~ T S Eliot
Like the ongoing battle over the state of our public libraries, everything I’ve outlined here is about much more than budget cuts and buildings. It’s about ourselves, because when we talk about libraries, we talk about who we are and who we want to be, as individuals and as a culture.
The twentieth century has hosted a war against shared narratives, against a sense of place and time, against a cohesive culture that joins us in our differences. To the extent that any group identities or values are offered, they are most often supplied by dogmatists and reactionaries. While intellectuals wring their hands and feel guilty for ever suggesting we had some answers to any of life’s questions, white nationalists are in no doubt as to what (and who) America is, Brexiteers push on with conviction towards an isolated nation, and fundamentalists pry at the weaknesses in modern life with the crowbar of absolute faith. Meanwhile, the centre, attacked on all sides, cannot hold and mere anarchy threatens to be unleashed.
It is the library – symbolically and physically – that can be where we come together to face the challenges of life. Libraries are where all sacred scriptures sit together, in defiance of a zealous insistence on the need for only one holy book. Libraries are where our histories can be read and re-learned, the lessons of the past chastising today’s stupidity about nationalism and dogmatism. Libraries are where everyone has a voice and the right to hear other voices, where demagogues have no special platform. In these temples, there is no hierarchy, no pulpit, and no excommunication. In libraries, there are spaces to cultivate what matters most, and that’s not a bad way to be spiritual.

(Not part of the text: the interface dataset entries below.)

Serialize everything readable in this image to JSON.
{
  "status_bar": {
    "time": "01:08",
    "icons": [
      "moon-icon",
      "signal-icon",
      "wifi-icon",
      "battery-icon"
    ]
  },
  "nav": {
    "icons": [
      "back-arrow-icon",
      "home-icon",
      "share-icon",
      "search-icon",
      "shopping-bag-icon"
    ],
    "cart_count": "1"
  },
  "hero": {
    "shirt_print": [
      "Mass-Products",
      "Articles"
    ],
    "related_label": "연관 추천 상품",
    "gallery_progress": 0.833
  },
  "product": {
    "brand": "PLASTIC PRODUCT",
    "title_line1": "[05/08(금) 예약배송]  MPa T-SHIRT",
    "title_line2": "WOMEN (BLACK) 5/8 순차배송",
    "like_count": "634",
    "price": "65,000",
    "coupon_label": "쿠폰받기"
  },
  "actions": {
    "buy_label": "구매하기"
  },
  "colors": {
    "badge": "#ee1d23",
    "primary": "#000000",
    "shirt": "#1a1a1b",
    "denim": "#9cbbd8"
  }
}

* I use the term numinous as in Rudolf Otto’s description of it, a wondrous feeling “whose primary and immediate object is outside the self” and leaves the individual “utterly abashed”. I also like the Collins English Dictionary definition of it as something “arousing spiritual or religious emotion; mysterious or awe-inspiring”.
Thanks to my patrons:
I appreciate everyone who has shown their support through Patreon, and I’d like to say a special thank you to Hayley Whitehouse-Jones and to Max Smith for being patrons and generally amazing. Your support keeps Art Of Conversation going.
• Cicero, quoted in ‘On the Pleasure of Reading’ by Sir John Lubbock in The Contemporary Review (1886)
• Jean-Paul Sartre, The Words (1963)
• Alberto Manguel, ‘St. Augustine’s Computer’ in Into the Looking Glass Wood (1999)
• St. Augustine, Confessions (397–400 CE)
• Erasmus, unsourced
• T S Eliot, unsourced
• Rudolf Otto, The Idea of the Holy (1923)